Online casual gaming sites such as MSN games come close to introducing a hybrid environment that attracts both segments of the gaming population – the ease of use and lack of installation as well as the social networking features attract casual gamers, and the game itself attracts gamers – though not many. For the most part, “core gamers”, as they are called, are not flocking to these online casual gaming sites.

How is RuneScape Different?

RuneScape introduces the perfect hybrid solution that could potentially appeal to both types of online gamer. RuneScape has entered into a unique niche within the online gaming market, and its market advantage is that it can be defined as both a Casual Game and a MMOG.

No Installation – Casual Gamers Love It

Almost a quarter of the gaming market is made of up casual gamers, and this segment of the gaming market is growing exponentially without any end in sight. While Google search terms for every other aspect of online gaming is either flat, or on a very gradual climb, since 2006, the popularity of the term “casual games” has increased by 50% by 2008.

The beauty of online games such as Pogo or MSN Games is that they require no software installation. You can log in from any internet browser and play the game. Jagex Ltd, the developer of RuneScape, established the browser-based game in 1999. The programming is centered on Java technology, where the browser-based Java runtime environment.
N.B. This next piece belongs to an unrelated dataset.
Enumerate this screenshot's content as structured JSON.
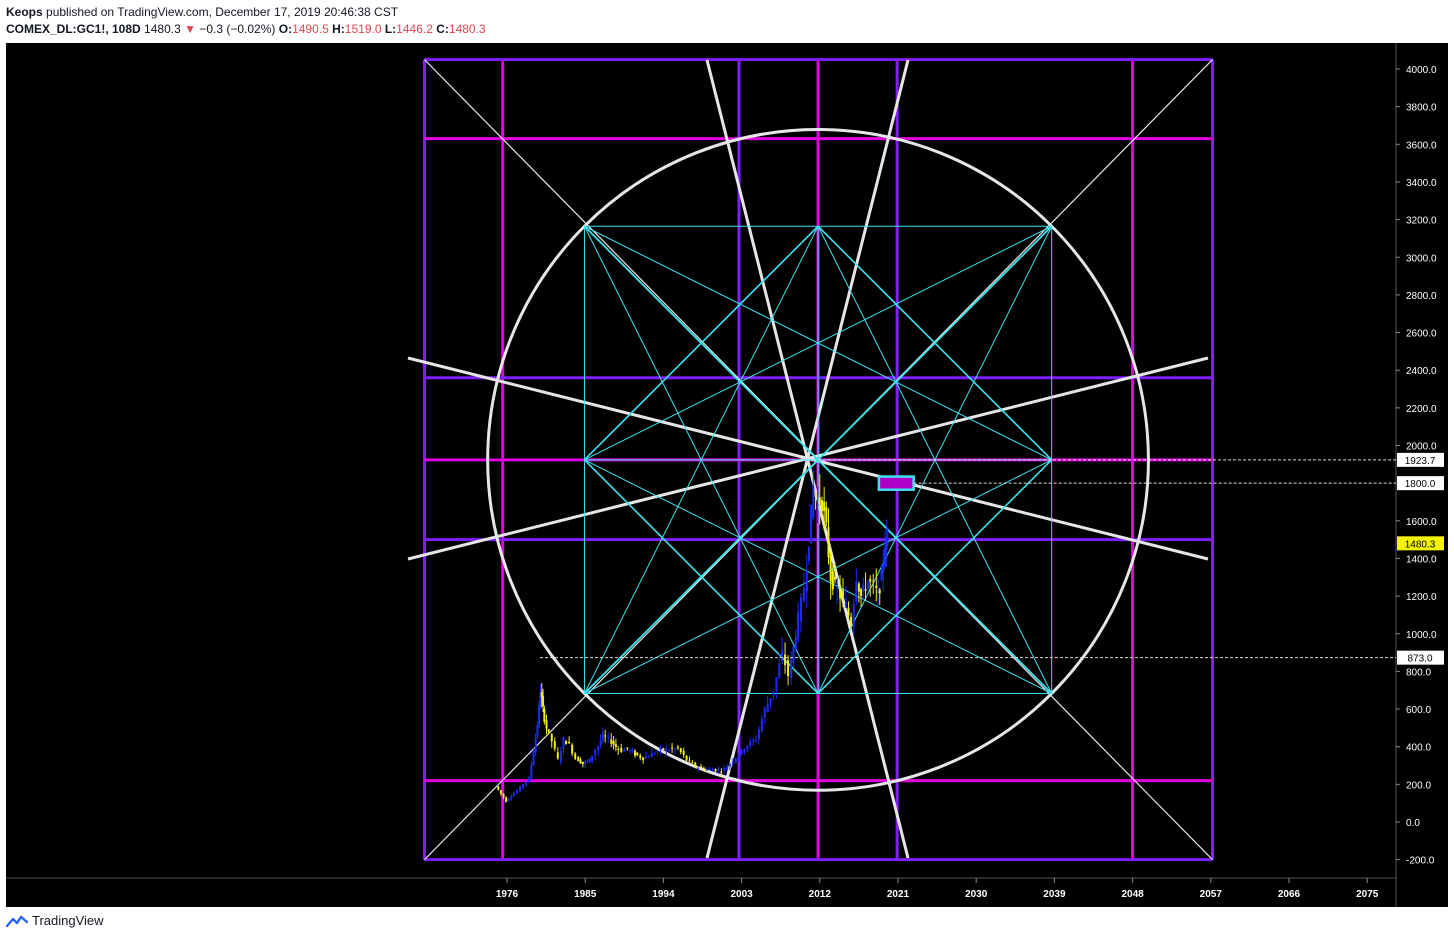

RuneScape offers this casual gaming advantage to online users. Players are able to log into the game from any internet browser and continue playing from wherever they left off. Of course, RuneScape also appeals to casual gamers in another way – you can play for free.

Socialize and Kill Dragons at the Same Time

On May 3rd, 2007, RuneScape hit a historic milestone of one million subscribers. This success came only two years after the phenomenon of “casual gaming” begins to take hold over the online internet gaming marketplace.

As more and more internet users who were previously “non-gamers” begin to discover the popular world of online browser-based gaming, RuneScape is set to break even more records within the next few years. In January of this year (2008), Jagex Ltd launched “RuneScape High Detail” . By July 2008, RuneScape became the leading MMOG in terms of internet searches.

As more and more people seek out convenient and simple forms of entertainment on the internet, websites like Runescape are already positioned to attract both the demographic seeking a virtual 3D community for social networking, as well as the demographic looking for the action and adventure of a virtual reality world filled with other players from around the world.

This is the future, and RuneScape is poised solidly within a niche that is ready to explode in the coming years. In fact, it is in the process of exploding right now.

Should I Play?

One warning to anyone who has never played a massively multiplayer online game before: Play with caution. These games are highly addictive. Set a timer nearby the computer, because these large virtual worlds have a strange ability to warp the time dimension and cause five hours to flash past in the blink of an eye.

An even more pressing concern than considering whether or not to play the game, is whether or not to invest in Jagex stock. In October of 2007, Jagex appointed Geoff Iddison, the former European CEO of Paypal, as company CEO with the hope that he would help to drive the growth of RuneScape. It appears from all indications that the growth of RuneScape has no end in sight.